Living in Leytonstone: Identity and Belonging is a 12-minute film examining the experiences of pupils, staff, and community members in a diverse and multicultural part of East London. Located in the borough of Waltham-Forest, Leytonstone is one of several neighborhoods where immigrants to Britain from the Caribbean, South Asia, Africa, and Eastern Europe have long made their home.
Moderated by BBC special correspondent Razia Iqbal, the film was supported by the Open Society Foundations’ At Home in Europe Project as part of its efforts to explore views and experiences of belonging and identity in 11 cities across Europe. It was recently selected to screen at the London Urban Short Documentary Film Festival (part of the London Short Film Festival), with a series of other films from young urban filmmakers that portray the glory, diversity, and reality of London.

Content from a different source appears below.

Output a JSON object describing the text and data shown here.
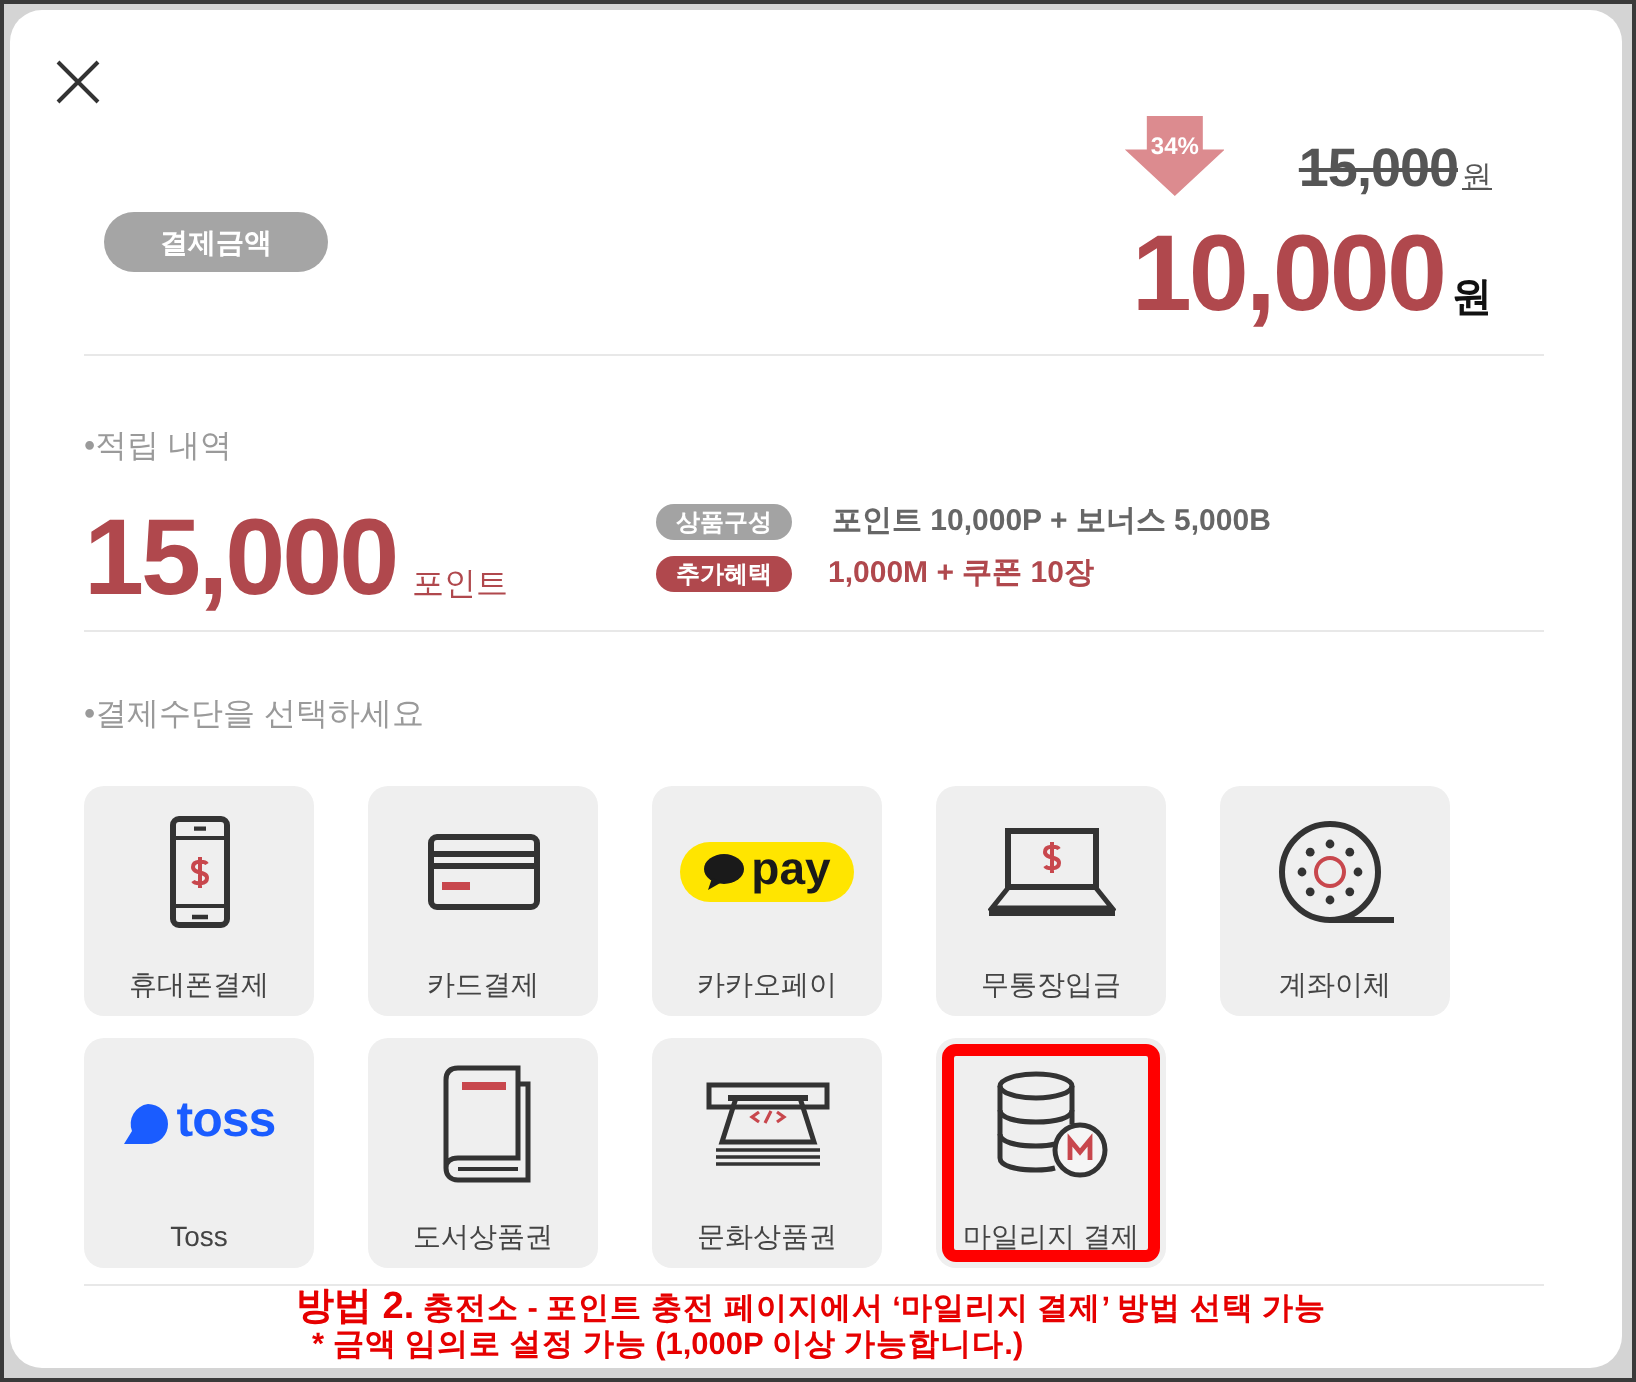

Here, Razia Iqbal talks about her involvement in the making of the film and why she left Leytonstone School a little more hopeful than she went in.
It is an old adage in the movie business that one should never work with animals or children. Notwithstanding that a short film for a particular audience of policymakers is hardly Hollywood, I did approach the project with some trepidation. And the reason why was completely connected to the subject matter. It is hard enough to get adults to confront the thorny issue of identity and belonging, let alone young people who are in the throes of carving it out for themselves in the first place.
I do happen to think that how we navigate our place in the world from a very young age is among the most important building blocks in creating a healthy civil society. And in places where different ethnic backgrounds rub shoulders, sometimes uneasily, it is all the more necessary that these issues are discussed openly.
The young people of Leytonstone School, talking about their lives in front of teachers, turned out to be a surprising bunch. The paraphernalia of making a film must have seemed a little intimidating. But once they started to ignore the presence of the cameras, they began to relax and were quite forthcoming. I think a big part of it was to do with the kinds of open ended questions they were asked, and their willingness to engage with the subject matter.
It was quickly obvious that the school presented a good model for a multicultural institution, where the children mixed easily and were interested in other people’s experiences. But I was most struck by the distinctions some of the children made about the way they socialized in school—by and large quite willingly and with an openness which was genuinely heartwarming—and the way in which they socialized outside school. That appeared to be more limited by where they lived and who their parents socialized with. It was a common experience that those kids who were from different backgrounds tended to mix at school but not outside school. That seems to me to be an area worthy of some study and reflection.
Being a member of that often-reviled group, the media, it was not surprising to me that for the children, TV, newspapers, and journalists in general were held responsible for the negative images of black and minority ethnic groups and in particular of Muslims. Some of their comments were spot on, but I left feeling hopeful that it is their generation, knowing, smart, and open to learning, who can remake their own societies in their image, without feeling anything is being imposed from the outside.
I loved talking to the pupils of Leytonstone school. It is meant genuinely when I say it is a privilege to have conversations with anyone who is willing to speak honestly about issues that matter and the young people who took part in this film were generous and courageous in their willingness to talk about who they are, how that makes them feel, and where their place in society is and could be.